Which lines of the records contain the word "Project"? Show each of them.

◇ ◇ ◇ ◇ ◇ ◇ ◇

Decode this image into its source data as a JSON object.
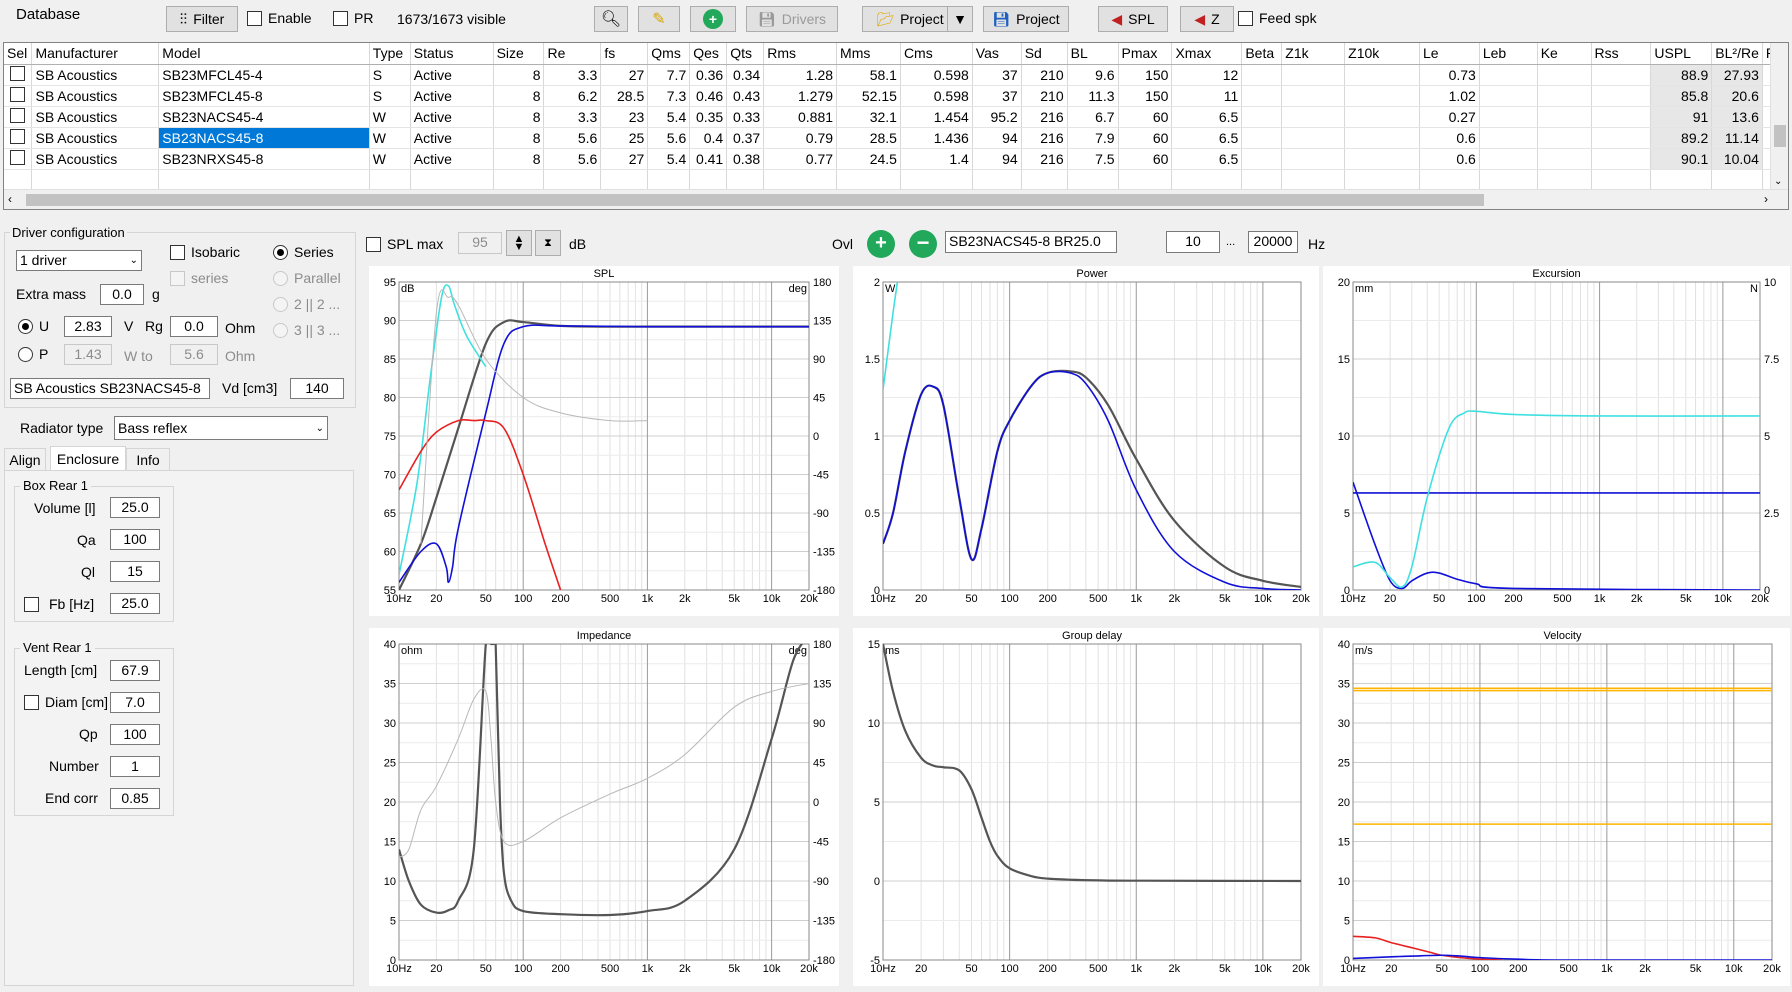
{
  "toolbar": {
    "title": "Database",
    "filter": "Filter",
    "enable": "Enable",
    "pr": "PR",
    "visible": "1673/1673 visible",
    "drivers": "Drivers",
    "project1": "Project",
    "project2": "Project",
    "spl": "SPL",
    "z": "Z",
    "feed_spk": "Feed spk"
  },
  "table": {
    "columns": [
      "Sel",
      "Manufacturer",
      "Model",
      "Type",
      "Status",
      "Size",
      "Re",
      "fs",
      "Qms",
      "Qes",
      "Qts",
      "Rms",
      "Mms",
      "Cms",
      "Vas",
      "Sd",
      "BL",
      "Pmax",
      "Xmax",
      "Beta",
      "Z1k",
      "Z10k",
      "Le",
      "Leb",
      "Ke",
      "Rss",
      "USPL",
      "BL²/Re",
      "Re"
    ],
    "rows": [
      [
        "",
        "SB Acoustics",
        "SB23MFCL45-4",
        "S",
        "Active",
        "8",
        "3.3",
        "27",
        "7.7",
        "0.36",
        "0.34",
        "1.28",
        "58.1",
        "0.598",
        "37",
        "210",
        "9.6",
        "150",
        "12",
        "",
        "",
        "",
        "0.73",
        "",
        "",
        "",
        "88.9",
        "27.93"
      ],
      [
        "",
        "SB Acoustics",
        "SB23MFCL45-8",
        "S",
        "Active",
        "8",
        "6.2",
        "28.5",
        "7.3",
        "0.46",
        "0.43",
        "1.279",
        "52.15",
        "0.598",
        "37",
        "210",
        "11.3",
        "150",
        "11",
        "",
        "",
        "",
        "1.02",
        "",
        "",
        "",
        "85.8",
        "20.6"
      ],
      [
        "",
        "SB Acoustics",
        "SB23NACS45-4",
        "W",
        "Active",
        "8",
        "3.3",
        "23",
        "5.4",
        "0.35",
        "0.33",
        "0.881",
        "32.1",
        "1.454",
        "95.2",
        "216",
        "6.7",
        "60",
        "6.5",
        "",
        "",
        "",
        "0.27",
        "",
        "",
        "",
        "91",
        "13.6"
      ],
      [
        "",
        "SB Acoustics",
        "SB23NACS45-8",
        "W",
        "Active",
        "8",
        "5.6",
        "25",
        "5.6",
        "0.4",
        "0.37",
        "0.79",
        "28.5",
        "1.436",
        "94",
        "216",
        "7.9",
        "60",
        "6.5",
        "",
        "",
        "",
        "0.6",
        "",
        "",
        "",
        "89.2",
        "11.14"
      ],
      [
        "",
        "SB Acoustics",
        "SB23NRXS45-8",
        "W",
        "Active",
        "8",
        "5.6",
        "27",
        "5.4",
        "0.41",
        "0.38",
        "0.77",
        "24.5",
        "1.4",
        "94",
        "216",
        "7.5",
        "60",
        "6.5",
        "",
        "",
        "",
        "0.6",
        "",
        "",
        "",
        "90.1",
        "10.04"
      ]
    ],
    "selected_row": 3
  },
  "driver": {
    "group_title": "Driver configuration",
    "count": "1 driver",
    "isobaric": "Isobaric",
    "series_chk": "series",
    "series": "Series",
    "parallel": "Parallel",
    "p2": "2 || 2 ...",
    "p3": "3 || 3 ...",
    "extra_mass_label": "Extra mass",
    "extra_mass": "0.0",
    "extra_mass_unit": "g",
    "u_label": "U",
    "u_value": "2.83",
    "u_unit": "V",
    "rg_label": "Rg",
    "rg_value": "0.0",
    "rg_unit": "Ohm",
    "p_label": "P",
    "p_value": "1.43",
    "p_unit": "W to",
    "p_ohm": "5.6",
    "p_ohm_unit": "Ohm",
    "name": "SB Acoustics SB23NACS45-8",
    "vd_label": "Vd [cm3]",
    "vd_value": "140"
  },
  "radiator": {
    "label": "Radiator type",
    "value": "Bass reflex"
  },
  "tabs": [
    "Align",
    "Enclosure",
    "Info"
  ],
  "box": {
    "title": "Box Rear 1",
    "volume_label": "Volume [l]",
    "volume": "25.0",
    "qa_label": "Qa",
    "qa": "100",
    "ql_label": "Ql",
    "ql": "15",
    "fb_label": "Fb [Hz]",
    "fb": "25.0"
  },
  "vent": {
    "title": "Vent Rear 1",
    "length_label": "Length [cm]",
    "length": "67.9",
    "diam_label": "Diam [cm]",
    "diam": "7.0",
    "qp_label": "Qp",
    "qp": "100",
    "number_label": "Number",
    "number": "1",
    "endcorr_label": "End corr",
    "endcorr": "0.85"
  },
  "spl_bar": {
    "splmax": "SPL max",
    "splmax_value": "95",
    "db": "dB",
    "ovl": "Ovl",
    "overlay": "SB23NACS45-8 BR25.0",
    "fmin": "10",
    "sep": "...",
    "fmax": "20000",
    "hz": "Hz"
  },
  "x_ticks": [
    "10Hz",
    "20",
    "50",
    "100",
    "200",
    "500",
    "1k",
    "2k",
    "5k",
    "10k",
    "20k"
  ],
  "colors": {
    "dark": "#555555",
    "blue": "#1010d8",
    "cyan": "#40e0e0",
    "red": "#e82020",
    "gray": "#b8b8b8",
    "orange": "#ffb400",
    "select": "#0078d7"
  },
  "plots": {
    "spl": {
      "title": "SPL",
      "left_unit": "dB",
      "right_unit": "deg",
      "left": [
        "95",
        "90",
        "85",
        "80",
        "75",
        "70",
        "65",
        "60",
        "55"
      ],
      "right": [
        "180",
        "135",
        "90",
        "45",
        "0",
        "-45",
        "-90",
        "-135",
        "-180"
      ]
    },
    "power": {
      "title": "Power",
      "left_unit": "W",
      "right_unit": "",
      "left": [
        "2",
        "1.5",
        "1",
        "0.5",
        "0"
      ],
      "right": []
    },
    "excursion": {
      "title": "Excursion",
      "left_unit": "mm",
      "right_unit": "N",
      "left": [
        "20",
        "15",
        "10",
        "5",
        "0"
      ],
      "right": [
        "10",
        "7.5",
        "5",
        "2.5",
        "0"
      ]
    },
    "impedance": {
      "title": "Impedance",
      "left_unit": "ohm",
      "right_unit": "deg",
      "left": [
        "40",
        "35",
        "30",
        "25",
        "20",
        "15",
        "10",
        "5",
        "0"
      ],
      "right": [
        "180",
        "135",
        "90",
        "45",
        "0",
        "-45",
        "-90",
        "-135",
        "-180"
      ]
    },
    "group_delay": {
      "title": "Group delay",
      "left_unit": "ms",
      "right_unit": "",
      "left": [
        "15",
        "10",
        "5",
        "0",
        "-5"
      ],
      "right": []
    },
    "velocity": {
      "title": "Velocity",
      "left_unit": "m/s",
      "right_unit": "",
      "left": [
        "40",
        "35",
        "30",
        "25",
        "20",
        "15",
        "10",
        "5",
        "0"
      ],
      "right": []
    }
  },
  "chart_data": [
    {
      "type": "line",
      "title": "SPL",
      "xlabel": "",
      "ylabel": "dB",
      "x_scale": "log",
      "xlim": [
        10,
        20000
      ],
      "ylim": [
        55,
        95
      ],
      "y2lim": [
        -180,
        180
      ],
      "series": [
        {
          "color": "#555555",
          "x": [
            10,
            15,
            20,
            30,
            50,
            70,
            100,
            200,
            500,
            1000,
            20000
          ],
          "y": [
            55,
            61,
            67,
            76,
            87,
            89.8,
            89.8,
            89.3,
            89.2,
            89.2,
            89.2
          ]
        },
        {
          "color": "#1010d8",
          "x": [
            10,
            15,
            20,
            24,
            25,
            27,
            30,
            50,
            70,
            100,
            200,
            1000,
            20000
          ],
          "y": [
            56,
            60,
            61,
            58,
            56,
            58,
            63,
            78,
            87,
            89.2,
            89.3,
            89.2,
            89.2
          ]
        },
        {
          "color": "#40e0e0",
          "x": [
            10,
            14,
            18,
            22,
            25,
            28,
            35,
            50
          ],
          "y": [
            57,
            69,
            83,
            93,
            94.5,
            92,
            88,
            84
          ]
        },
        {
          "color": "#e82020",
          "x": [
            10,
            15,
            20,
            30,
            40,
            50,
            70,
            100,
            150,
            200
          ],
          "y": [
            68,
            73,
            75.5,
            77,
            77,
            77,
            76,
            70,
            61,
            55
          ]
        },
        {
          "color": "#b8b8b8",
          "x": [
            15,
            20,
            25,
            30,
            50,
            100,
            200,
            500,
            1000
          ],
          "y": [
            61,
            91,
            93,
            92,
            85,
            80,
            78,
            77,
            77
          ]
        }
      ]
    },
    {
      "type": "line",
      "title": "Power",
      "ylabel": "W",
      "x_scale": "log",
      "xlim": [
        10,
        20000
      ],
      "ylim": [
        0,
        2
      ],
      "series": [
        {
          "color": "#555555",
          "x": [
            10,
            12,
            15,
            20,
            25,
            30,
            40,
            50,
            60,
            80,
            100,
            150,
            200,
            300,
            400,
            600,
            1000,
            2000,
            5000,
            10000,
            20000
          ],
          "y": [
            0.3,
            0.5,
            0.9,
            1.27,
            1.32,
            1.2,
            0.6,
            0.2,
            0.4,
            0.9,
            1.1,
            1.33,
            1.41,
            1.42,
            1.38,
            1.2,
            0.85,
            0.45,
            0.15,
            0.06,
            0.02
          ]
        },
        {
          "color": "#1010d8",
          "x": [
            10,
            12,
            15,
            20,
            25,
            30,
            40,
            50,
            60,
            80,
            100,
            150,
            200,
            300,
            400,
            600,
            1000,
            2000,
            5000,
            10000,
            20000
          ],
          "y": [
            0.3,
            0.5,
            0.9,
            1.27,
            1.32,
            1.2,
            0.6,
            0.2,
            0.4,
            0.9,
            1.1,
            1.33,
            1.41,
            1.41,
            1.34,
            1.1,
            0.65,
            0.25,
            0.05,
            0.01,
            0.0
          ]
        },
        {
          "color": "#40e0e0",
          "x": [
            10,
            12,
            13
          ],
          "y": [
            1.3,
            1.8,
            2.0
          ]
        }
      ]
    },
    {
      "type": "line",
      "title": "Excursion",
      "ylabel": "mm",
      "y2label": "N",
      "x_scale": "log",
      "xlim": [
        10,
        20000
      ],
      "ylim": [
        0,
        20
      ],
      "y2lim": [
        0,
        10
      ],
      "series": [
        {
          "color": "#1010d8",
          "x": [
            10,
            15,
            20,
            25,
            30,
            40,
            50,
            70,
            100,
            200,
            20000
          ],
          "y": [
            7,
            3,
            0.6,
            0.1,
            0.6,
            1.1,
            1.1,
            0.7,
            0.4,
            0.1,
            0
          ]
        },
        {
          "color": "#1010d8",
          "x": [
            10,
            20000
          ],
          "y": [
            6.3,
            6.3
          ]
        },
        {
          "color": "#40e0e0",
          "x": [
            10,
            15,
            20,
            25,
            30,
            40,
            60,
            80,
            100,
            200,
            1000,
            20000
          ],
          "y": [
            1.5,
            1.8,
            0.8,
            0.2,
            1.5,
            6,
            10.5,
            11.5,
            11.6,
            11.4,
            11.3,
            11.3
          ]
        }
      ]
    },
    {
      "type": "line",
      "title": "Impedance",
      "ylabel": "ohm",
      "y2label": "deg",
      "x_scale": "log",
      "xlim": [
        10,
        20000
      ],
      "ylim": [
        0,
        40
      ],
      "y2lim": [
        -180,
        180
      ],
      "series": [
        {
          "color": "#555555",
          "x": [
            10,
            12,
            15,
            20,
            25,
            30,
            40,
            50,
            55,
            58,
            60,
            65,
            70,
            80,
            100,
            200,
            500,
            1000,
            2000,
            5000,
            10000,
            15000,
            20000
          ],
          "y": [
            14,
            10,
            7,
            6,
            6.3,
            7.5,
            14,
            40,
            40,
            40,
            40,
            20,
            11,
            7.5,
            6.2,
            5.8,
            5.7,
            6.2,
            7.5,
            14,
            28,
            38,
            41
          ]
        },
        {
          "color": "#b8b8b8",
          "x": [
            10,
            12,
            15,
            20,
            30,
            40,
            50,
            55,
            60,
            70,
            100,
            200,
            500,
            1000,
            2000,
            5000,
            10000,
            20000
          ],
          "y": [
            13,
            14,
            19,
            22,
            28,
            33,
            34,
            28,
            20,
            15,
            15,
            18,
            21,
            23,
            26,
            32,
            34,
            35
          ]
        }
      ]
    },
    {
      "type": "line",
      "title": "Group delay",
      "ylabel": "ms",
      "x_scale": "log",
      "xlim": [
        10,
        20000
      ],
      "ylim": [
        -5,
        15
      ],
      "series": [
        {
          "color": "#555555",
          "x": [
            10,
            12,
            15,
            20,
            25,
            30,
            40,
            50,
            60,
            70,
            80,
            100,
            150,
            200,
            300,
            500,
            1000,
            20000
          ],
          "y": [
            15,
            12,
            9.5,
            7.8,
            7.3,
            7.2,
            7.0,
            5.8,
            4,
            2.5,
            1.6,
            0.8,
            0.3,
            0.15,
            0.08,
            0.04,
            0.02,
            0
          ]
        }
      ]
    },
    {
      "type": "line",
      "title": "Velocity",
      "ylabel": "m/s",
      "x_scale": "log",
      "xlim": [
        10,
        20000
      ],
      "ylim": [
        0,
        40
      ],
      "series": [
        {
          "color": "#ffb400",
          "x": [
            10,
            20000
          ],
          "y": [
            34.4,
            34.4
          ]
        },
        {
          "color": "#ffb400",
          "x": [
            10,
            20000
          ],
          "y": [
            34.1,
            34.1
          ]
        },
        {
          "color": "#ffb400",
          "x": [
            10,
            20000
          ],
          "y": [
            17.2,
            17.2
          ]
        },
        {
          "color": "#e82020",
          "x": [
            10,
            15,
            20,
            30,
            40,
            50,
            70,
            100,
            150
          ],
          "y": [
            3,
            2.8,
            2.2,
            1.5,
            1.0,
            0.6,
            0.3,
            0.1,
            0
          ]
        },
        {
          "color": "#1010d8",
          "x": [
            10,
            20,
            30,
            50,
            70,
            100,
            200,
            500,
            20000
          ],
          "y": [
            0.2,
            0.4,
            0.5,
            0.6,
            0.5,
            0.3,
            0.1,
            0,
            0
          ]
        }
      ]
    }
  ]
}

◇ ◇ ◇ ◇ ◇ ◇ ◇

EXPECTED ANSWER:
    "project1": "Project",
    "project2": "Project",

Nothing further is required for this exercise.